Only two of the stories pass muster. One is “The Devil’s Six Gun”, a Faustian steampunk tale by David Gallaher in which an inventor resorts to black magic to create a new weapon. The script is dedl3too tightly-packed with events to allow any of the characters to come alive, but compared to the lacklustre stories on offer elsewhere in the book, it is a satisfying piece of work.

The other is Jeff Mariotte’s “Black Water”. The narrative here is pretty straightforward – a ruthless man goes looking for a woman from his past, and encounters various monsters and bizarre hazards along the way – but this is the only one of the stories that really gets its teeth into Deadlands’ weird Western concept. By contrast, most of the other contributions are curiously indifferent towards their supernatural elements.

The artwork is variable. A couple of the stories are blandly illustrated, while others are more striking: Bart Sears brash and gloomy work on “Death was Silent” is particularly atmospheric. However, the artists do not manage to salvage the weak narratives. Steve Ellis’ illustrations for “The Devil’s Six-Gun”, for example, contains a lot of fetching period detail but gives the cast the same ded2exaggerated scowl – thereby missing the opportunity to add some of the characterisation that is missing from the script.

Along with an excerpt from an upcoming Deadlands novel by Jonathan Maberry, the book closes with a set of supplements for the role-playing game, allowing the readers to continue the adventures of the book’s characters in their own narratives.
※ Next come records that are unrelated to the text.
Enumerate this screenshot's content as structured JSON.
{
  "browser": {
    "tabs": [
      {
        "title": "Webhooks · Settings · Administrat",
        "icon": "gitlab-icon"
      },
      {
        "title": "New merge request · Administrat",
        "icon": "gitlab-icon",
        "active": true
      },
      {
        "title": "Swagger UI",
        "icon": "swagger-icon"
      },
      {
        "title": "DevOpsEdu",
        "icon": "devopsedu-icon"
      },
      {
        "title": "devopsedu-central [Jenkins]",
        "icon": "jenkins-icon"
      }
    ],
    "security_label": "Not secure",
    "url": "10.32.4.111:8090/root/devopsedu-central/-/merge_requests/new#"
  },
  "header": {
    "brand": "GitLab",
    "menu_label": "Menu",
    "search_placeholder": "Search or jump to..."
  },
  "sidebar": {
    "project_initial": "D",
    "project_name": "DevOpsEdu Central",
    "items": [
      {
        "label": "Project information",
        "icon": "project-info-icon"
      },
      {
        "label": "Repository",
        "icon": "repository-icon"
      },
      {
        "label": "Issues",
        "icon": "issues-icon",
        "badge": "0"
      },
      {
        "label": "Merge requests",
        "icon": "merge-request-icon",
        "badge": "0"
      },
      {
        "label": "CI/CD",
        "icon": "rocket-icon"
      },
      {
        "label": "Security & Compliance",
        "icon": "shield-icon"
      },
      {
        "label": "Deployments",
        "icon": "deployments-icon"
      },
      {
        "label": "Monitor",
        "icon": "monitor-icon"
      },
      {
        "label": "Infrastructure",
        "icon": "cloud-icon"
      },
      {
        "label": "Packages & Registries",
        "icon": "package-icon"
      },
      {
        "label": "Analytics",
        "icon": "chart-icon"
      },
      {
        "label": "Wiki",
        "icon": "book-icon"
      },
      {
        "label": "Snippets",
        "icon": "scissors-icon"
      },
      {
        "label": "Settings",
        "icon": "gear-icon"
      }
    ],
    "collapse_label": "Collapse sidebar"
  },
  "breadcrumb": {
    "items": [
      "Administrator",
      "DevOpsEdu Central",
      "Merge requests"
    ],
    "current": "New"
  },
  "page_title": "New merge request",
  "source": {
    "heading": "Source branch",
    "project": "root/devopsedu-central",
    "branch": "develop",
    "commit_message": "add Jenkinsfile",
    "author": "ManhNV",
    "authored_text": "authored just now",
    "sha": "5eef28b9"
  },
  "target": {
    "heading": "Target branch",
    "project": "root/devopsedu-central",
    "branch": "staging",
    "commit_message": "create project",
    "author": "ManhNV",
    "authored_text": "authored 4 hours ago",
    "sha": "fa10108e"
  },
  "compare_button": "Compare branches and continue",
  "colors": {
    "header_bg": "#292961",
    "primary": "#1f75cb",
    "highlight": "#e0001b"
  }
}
Perhaps this goes some way towards making up for the comic’s weaknesses – Deadlands Volume One: Dead Man’s Hand can be viewed as a sourcebook for roleplaying, rather than a self-contained work of fiction.

But there is no reason why it could not have been both.